• Aim of the task: Go over the data and work out how many lines include the word "title". Give that number only.

• Record set:

====================

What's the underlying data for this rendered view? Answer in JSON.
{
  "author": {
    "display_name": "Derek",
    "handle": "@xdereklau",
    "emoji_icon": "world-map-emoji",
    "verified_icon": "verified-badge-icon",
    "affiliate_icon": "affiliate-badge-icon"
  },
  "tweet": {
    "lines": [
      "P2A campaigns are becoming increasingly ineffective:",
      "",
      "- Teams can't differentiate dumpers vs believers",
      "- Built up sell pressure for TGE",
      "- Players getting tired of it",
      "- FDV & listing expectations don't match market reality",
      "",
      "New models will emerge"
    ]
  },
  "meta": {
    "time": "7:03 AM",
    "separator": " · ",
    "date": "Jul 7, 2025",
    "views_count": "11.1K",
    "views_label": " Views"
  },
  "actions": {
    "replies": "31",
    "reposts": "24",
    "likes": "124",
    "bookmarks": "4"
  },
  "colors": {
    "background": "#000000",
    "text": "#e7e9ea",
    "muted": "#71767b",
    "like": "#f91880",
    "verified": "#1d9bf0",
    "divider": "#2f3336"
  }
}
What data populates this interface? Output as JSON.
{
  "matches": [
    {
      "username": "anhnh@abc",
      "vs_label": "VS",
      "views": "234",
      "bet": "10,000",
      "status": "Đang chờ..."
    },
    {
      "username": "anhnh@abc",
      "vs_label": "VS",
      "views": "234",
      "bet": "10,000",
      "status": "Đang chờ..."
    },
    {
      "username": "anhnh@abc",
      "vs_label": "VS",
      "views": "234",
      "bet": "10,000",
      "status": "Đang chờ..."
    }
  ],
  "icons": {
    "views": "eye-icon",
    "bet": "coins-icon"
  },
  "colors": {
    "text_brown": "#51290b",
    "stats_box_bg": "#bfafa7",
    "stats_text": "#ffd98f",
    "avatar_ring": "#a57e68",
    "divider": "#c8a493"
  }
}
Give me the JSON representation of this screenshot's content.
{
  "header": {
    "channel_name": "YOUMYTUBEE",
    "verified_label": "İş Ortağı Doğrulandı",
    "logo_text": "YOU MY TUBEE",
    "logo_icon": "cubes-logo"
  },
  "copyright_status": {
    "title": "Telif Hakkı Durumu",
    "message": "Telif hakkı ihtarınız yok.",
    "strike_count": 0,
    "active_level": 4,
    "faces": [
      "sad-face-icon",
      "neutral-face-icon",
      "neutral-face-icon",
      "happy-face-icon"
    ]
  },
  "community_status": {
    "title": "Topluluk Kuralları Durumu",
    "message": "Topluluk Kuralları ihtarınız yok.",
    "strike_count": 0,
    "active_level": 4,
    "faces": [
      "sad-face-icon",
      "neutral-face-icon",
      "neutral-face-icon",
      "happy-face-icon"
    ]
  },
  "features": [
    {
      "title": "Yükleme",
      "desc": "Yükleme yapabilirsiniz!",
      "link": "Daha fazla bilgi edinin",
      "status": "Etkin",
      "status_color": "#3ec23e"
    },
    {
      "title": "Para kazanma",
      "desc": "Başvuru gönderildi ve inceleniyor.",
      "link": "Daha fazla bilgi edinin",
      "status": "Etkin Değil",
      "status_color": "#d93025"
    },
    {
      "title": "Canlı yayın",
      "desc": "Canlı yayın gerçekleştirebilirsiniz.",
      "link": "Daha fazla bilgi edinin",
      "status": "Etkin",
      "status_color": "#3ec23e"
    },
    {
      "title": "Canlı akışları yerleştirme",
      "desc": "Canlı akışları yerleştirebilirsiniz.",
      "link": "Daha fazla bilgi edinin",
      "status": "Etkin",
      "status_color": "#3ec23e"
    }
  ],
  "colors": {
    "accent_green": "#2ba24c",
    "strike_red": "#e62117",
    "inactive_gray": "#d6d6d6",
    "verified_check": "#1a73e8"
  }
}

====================

• Answer to the exercise: 6